New projects still slow in the valley
EAGLE COUNTY – Eagle County’s construction industry is getting fairly busy again, with projects starting work up and down the valley.
Most of the action is in the town of Vail. Work started this week on a new gondola to replace the old VistaBahn chairlift out of Vail Village, and Lion Square Lodge in Lionshead has started work on extensive renovation project in its east and south buildings.
In addition to those projects, Vail Community Development Department Director George Ruther said the town is renovating the Vail Public Library and has started streetscape work on East Lionshead Circle and the bus stop at Concert Hall Plaza.
Between public and private projects, Ruther said the town has issued more than 100 building permits so far this year, for everything from new decks to new homes – there are currently eight single-family or duplex homes ready to start work.
There are several residential projects in Avon, too, but the most visible work this year will be done near the town’s main Interstate 70 interchange and along Swift Gulch Road.
The old Denny’s restaurant is being replaced by a Walgreen’s pharmacy near the interchange.
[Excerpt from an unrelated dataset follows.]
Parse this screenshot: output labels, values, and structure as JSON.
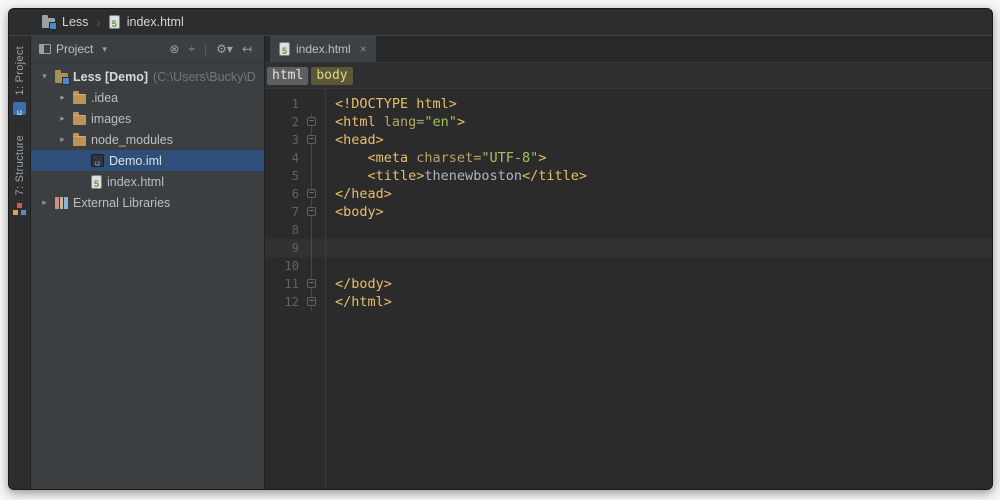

On the north side of the interstate, the town is building a new transit facility that will replace the current town shops.
Jeff Schneider of the town’s engineering department said the transit facility is expected to break ground sometime in June. It will employ about 300 people and take about 18 months to complete.
Walgreen’s, on the other hand, should be finished in October or so.
Evans-Chaffee Construction of Avon is building the Walgreen’s, and is also the general contractor on the Vail Public Library renovation and a base area project at Cascade Village.
“There’s more work out there these days,” company co-owner Chris Evans said. “It’s all still relatively small – nobody’s doing anything of real size, and these are shorter-duration projects.”
Still, Evans said, his company and some of the valley’s bigger construction companies are pretty busy at the moment. But, he added, right now there’s not much on his company’s radar past the fall of this year.
Still, the construction environment today is better than a couple of years ago, when Evans’ company found itself bidding for the work on a cinder-block commercial building in Rifle.
“It’s improving, but I think most people are waiting on the next presidential election,” Evans said. “But we’re able to pick projects that are good for us.
“The market has corrected,” Evans added. “The contractors’ market has corrected, too. I think things will continue to slowly get better.”
Business Editor Scott N. Miller can be reached at 970-748-2930 or email@example.com.